(PROVIDED MATERIAL Opens)

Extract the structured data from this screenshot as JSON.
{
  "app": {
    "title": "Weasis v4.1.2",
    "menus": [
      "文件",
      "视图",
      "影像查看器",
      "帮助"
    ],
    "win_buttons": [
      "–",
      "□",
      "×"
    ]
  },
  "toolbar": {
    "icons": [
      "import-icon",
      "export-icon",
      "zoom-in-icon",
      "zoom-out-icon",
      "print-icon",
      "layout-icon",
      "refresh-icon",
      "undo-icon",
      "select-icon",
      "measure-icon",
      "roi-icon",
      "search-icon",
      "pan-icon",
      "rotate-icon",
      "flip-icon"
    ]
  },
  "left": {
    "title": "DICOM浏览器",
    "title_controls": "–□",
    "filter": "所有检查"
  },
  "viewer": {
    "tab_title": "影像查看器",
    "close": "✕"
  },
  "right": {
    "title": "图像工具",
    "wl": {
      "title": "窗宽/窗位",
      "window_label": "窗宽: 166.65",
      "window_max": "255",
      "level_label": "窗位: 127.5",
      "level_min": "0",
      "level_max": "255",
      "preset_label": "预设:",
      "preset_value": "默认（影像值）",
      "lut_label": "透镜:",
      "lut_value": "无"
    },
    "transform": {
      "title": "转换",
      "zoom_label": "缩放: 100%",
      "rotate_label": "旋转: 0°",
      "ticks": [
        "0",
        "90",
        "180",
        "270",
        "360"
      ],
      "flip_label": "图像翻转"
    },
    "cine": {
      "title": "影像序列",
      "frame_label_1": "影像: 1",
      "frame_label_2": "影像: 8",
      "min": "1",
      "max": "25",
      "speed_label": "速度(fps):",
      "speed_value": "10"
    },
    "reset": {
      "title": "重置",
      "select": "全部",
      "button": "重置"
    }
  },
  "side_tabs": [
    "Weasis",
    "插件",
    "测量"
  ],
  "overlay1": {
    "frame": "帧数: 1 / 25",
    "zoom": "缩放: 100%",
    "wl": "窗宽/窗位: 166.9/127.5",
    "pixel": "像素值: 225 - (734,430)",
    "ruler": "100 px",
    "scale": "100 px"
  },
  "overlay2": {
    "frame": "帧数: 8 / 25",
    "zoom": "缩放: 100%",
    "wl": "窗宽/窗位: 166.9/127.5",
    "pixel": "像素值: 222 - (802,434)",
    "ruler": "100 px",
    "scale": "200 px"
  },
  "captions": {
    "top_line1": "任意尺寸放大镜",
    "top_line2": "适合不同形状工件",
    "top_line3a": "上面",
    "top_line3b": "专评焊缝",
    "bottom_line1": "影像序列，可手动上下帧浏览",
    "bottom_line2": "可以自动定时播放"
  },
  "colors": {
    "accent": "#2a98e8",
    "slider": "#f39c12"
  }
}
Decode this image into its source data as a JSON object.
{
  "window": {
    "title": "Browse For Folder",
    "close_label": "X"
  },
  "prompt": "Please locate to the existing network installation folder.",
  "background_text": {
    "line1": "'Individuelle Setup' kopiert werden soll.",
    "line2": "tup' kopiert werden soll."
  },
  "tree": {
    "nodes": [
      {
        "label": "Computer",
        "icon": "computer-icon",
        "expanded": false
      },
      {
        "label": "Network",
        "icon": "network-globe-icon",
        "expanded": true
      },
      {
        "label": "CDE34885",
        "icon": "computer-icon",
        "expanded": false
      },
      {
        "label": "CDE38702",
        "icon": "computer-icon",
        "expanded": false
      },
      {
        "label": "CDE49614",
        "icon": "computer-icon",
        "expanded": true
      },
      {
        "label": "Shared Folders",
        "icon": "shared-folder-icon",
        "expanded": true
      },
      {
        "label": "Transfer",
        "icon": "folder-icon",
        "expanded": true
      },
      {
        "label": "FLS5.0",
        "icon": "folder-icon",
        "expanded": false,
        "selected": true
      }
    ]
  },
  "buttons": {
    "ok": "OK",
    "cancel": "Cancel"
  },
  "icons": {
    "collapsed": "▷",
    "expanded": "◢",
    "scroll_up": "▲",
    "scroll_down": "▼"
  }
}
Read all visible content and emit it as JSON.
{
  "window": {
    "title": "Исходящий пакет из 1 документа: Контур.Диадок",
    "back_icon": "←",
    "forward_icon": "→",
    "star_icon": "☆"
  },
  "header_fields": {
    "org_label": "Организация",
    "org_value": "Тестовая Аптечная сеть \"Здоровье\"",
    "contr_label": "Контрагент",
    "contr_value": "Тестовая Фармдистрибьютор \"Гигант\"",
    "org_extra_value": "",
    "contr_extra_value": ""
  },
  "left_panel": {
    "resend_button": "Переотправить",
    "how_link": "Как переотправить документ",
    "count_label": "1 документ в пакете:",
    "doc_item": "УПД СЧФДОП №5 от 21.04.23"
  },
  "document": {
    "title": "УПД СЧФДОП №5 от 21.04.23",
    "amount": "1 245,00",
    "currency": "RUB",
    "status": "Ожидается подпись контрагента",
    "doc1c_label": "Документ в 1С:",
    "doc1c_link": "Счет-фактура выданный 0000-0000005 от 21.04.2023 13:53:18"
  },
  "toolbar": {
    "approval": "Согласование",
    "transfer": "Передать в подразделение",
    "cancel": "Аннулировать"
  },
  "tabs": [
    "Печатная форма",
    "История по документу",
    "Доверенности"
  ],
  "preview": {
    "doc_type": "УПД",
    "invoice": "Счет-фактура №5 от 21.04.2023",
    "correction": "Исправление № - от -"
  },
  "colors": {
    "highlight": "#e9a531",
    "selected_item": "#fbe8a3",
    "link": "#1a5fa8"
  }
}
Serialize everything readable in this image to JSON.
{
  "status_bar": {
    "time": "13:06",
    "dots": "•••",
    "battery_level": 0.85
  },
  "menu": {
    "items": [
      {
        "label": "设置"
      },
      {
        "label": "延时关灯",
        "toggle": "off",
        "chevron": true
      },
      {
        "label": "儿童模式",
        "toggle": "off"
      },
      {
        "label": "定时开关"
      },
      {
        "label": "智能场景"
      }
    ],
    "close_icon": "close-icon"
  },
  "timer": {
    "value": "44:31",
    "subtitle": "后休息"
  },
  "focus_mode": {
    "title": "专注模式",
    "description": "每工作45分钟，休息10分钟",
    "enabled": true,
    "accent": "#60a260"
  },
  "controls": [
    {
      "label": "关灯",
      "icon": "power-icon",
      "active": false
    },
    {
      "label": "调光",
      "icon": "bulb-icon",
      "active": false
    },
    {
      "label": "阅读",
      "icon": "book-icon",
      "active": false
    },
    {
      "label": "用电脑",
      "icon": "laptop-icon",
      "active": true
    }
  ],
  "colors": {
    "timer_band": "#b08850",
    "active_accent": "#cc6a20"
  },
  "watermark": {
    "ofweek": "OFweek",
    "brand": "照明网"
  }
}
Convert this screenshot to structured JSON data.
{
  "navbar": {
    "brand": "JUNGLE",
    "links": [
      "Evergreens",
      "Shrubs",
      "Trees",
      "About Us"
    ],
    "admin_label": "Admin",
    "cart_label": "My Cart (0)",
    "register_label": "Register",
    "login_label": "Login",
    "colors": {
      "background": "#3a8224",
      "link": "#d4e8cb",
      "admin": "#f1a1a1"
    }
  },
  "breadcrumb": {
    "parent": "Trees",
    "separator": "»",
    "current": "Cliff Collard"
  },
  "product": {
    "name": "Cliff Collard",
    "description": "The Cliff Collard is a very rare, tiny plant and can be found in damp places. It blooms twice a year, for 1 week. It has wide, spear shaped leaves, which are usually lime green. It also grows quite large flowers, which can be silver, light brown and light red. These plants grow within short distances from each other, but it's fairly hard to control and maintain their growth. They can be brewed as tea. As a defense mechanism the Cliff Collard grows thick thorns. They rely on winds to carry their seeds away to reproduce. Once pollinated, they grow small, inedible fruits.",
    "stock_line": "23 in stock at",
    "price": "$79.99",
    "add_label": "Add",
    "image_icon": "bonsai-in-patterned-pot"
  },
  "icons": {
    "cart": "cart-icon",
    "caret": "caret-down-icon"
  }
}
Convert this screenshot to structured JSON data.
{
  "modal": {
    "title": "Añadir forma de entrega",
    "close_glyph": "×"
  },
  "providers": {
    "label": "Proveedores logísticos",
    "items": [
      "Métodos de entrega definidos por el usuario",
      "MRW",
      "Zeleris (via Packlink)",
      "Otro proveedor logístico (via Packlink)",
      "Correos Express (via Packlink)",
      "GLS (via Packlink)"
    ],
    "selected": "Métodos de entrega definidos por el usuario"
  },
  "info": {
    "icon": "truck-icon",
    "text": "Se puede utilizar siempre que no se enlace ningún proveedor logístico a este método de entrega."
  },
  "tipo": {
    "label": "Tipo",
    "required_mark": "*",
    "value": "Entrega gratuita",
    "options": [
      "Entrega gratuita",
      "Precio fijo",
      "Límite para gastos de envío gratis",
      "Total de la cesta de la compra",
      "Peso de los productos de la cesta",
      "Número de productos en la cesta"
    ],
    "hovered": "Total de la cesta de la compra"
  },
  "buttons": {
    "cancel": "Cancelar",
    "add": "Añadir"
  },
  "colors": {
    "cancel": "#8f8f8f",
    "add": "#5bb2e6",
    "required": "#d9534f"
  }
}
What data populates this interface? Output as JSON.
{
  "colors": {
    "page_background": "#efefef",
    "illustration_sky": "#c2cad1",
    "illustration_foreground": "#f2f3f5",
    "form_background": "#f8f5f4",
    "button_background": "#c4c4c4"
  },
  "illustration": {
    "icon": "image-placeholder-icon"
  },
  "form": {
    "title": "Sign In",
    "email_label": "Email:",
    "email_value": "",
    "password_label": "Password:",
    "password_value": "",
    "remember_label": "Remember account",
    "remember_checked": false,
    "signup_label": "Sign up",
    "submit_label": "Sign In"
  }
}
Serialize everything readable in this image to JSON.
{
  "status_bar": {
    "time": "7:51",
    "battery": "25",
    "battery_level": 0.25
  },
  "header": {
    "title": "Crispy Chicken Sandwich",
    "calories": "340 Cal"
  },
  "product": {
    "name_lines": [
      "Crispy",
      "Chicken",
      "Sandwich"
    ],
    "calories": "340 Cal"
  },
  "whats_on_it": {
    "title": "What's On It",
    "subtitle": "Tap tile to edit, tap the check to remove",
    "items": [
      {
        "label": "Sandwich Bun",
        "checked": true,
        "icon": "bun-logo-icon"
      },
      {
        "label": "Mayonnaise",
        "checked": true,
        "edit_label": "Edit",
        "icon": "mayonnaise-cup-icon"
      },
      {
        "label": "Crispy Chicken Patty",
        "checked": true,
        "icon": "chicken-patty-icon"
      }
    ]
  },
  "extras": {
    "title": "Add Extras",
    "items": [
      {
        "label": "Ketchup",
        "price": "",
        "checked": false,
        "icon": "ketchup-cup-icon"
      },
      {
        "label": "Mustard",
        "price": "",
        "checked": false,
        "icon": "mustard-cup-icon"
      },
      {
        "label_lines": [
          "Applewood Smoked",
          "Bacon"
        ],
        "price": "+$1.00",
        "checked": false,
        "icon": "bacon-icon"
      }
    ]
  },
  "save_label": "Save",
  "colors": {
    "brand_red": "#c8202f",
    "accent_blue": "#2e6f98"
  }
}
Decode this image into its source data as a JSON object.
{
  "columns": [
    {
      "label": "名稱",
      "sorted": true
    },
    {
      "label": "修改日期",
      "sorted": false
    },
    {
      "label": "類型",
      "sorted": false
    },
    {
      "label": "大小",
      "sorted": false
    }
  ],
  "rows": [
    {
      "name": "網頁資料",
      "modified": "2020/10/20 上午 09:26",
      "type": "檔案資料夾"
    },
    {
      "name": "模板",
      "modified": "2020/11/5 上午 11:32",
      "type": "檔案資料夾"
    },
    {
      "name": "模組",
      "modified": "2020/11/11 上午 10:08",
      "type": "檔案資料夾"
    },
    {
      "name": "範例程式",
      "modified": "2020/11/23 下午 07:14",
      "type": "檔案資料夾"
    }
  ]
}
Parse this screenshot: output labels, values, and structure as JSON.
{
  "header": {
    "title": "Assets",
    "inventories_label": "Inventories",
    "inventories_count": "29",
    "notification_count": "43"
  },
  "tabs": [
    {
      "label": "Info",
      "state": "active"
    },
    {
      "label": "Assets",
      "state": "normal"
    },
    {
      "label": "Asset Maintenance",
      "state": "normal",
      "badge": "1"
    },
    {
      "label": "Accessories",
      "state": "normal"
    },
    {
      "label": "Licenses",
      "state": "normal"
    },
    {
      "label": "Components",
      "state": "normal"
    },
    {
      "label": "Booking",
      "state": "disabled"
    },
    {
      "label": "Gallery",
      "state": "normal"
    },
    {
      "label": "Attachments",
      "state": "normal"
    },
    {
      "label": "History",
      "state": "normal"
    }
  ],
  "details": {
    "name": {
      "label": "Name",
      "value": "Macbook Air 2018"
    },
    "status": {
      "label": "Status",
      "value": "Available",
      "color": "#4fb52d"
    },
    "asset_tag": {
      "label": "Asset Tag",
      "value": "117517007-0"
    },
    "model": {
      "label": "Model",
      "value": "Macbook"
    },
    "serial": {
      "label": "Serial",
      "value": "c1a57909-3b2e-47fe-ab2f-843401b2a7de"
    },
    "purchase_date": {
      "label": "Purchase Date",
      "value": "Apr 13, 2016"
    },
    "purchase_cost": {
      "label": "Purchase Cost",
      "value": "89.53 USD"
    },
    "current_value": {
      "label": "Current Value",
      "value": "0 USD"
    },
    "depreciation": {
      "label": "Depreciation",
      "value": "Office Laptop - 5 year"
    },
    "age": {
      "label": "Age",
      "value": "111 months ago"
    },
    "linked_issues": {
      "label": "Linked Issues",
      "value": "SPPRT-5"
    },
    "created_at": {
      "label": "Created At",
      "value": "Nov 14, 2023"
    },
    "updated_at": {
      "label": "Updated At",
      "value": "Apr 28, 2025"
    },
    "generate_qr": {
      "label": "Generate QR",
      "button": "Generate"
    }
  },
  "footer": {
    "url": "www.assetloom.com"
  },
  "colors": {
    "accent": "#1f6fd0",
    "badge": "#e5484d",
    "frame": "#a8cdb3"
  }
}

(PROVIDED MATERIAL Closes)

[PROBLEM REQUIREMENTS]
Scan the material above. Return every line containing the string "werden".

[RESPONSE BELOW]
    "line1": "'Individuelle Setup' kopiert werden soll.",
    "line2": "tup' kopiert werden soll."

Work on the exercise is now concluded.